◆ Task description ◆
Every line of the data below is to be given again as it appears, with the images removed.

☆ ☆ ☆ ☆ ☆ ☆ ☆

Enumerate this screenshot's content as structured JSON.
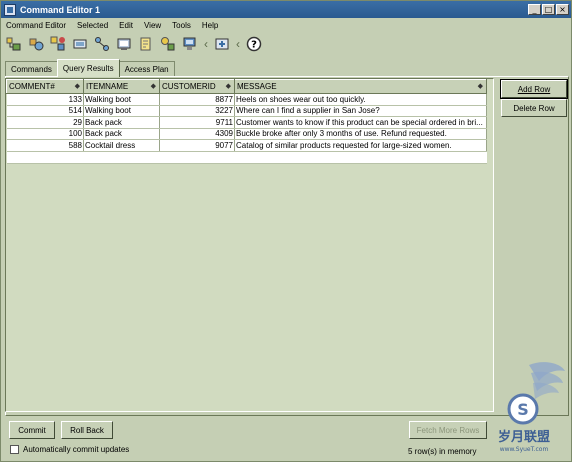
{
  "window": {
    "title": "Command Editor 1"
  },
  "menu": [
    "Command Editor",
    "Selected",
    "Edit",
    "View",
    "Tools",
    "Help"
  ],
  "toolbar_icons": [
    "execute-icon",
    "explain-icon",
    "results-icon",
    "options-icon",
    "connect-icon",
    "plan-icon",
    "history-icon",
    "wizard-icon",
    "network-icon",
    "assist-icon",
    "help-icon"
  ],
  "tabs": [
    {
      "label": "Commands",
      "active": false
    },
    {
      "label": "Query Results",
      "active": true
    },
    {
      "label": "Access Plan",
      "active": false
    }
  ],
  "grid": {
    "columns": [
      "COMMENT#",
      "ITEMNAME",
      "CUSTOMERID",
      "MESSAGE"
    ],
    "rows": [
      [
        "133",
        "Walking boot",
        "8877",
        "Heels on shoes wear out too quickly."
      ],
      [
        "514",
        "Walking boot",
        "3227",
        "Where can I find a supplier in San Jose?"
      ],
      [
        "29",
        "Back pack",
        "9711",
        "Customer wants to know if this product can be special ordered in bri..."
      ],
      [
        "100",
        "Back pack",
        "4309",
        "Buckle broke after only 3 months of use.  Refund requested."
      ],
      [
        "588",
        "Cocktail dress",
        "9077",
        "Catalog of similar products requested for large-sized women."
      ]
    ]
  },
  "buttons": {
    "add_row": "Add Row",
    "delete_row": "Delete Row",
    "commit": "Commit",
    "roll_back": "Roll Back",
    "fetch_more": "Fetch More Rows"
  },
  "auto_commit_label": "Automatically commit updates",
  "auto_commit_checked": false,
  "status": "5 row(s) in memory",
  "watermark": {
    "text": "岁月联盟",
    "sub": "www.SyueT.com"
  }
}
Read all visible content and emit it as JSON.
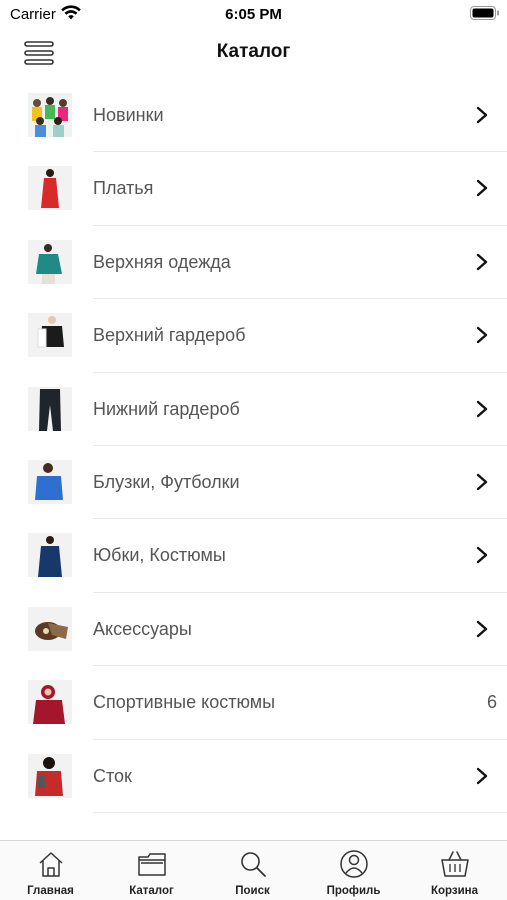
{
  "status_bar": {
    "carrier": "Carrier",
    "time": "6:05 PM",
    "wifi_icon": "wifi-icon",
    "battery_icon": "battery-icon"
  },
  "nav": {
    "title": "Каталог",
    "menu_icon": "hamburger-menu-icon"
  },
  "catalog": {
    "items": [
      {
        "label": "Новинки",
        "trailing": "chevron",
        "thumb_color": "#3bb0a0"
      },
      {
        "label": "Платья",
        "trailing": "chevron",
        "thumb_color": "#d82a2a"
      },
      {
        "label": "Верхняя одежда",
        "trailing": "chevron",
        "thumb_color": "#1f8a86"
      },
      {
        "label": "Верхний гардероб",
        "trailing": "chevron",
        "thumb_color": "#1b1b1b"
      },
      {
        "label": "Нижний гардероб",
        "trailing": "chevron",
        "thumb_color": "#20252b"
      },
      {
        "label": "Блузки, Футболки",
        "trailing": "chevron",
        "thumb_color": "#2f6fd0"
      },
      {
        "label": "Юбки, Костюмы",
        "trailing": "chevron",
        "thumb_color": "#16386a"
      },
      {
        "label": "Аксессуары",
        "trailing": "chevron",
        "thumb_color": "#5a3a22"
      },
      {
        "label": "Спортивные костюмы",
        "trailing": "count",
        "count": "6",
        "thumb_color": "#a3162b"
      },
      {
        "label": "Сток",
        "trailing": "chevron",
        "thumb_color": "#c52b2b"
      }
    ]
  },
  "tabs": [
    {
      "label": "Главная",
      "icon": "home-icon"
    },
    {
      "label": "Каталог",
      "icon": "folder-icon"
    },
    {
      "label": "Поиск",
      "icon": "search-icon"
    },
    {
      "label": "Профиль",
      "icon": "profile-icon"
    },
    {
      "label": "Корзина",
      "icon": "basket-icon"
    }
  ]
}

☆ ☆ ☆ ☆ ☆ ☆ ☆

◆ Output of the task ◆
Enumerate this screenshot's content as structured JSON.
{
  "window": {
    "title": "Command Editor 1"
  },
  "menu": [
    "Command Editor",
    "Selected",
    "Edit",
    "View",
    "Tools",
    "Help"
  ],
  "toolbar_icons": [
    "execute-icon",
    "explain-icon",
    "results-icon",
    "options-icon",
    "connect-icon",
    "plan-icon",
    "history-icon",
    "wizard-icon",
    "network-icon",
    "assist-icon",
    "help-icon"
  ],
  "tabs": [
    {
      "label": "Commands",
      "active": false
    },
    {
      "label": "Query Results",
      "active": true
    },
    {
      "label": "Access Plan",
      "active": false
    }
  ],
  "grid": {
    "columns": [
      "COMMENT#",
      "ITEMNAME",
      "CUSTOMERID",
      "MESSAGE"
    ],
    "rows": [
      [
        "133",
        "Walking boot",
        "8877",
        "Heels on shoes wear out too quickly."
      ],
      [
        "514",
        "Walking boot",
        "3227",
        "Where can I find a supplier in San Jose?"
      ],
      [
        "29",
        "Back pack",
        "9711",
        "Customer wants to know if this product can be special ordered in bri..."
      ],
      [
        "100",
        "Back pack",
        "4309",
        "Buckle broke after only 3 months of use.  Refund requested."
      ],
      [
        "588",
        "Cocktail dress",
        "9077",
        "Catalog of similar products requested for large-sized women."
      ]
    ]
  },
  "buttons": {
    "add_row": "Add Row",
    "delete_row": "Delete Row",
    "commit": "Commit",
    "roll_back": "Roll Back",
    "fetch_more": "Fetch More Rows"
  },
  "auto_commit_label": "Automatically commit updates",
  "auto_commit_checked": false,
  "status": "5 row(s) in memory",
  "watermark": {
    "text": "岁月联盟",
    "sub": "www.SyueT.com"
  }
}
Read all visible content and emit it as JSON.
{
  "status_bar": {
    "carrier": "Carrier",
    "time": "6:05 PM",
    "wifi_icon": "wifi-icon",
    "battery_icon": "battery-icon"
  },
  "nav": {
    "title": "Каталог",
    "menu_icon": "hamburger-menu-icon"
  },
  "catalog": {
    "items": [
      {
        "label": "Новинки",
        "trailing": "chevron",
        "thumb_color": "#3bb0a0"
      },
      {
        "label": "Платья",
        "trailing": "chevron",
        "thumb_color": "#d82a2a"
      },
      {
        "label": "Верхняя одежда",
        "trailing": "chevron",
        "thumb_color": "#1f8a86"
      },
      {
        "label": "Верхний гардероб",
        "trailing": "chevron",
        "thumb_color": "#1b1b1b"
      },
      {
        "label": "Нижний гардероб",
        "trailing": "chevron",
        "thumb_color": "#20252b"
      },
      {
        "label": "Блузки, Футболки",
        "trailing": "chevron",
        "thumb_color": "#2f6fd0"
      },
      {
        "label": "Юбки, Костюмы",
        "trailing": "chevron",
        "thumb_color": "#16386a"
      },
      {
        "label": "Аксессуары",
        "trailing": "chevron",
        "thumb_color": "#5a3a22"
      },
      {
        "label": "Спортивные костюмы",
        "trailing": "count",
        "count": "6",
        "thumb_color": "#a3162b"
      },
      {
        "label": "Сток",
        "trailing": "chevron",
        "thumb_color": "#c52b2b"
      }
    ]
  },
  "tabs": [
    {
      "label": "Главная",
      "icon": "home-icon"
    },
    {
      "label": "Каталог",
      "icon": "folder-icon"
    },
    {
      "label": "Поиск",
      "icon": "search-icon"
    },
    {
      "label": "Профиль",
      "icon": "profile-icon"
    },
    {
      "label": "Корзина",
      "icon": "basket-icon"
    }
  ]
}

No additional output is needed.